START DATASET EXCERPTS

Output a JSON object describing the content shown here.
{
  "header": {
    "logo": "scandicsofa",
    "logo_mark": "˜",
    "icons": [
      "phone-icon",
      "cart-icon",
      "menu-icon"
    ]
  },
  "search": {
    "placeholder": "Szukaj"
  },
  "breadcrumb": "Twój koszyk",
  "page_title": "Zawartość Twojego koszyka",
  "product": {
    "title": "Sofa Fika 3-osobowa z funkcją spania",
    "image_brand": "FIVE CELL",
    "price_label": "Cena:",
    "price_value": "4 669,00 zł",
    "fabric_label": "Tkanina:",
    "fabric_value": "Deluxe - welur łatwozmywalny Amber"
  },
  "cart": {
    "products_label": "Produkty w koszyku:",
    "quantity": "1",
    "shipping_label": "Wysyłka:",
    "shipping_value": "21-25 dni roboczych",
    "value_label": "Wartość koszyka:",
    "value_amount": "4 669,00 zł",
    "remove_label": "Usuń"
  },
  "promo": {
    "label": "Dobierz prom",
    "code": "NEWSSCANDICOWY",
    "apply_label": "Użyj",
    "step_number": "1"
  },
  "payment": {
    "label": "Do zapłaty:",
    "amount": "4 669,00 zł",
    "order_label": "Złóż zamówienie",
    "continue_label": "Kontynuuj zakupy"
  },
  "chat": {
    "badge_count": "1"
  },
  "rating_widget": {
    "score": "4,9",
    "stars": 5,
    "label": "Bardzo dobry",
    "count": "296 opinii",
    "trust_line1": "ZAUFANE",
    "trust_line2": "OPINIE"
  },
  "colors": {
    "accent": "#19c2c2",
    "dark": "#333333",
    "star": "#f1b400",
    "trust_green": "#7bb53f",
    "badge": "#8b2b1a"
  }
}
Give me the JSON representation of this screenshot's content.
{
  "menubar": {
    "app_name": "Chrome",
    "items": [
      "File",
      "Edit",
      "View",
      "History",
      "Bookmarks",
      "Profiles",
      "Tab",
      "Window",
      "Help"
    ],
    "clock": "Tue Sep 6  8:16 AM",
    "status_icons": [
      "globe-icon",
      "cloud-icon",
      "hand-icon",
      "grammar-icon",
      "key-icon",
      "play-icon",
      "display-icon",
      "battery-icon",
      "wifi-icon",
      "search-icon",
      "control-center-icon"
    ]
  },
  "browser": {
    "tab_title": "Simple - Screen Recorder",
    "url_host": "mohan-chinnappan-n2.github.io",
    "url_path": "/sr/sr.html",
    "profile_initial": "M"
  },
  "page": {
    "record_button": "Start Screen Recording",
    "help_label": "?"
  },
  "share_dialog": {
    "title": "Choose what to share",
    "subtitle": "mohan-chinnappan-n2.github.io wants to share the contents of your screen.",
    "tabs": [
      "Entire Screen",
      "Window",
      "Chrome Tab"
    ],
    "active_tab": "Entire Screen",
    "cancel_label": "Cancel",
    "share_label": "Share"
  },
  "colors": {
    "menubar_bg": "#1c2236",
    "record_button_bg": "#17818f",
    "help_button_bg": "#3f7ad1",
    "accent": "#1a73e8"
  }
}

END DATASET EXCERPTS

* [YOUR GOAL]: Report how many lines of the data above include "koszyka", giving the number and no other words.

* [EXERCISE SOLUTION]: 2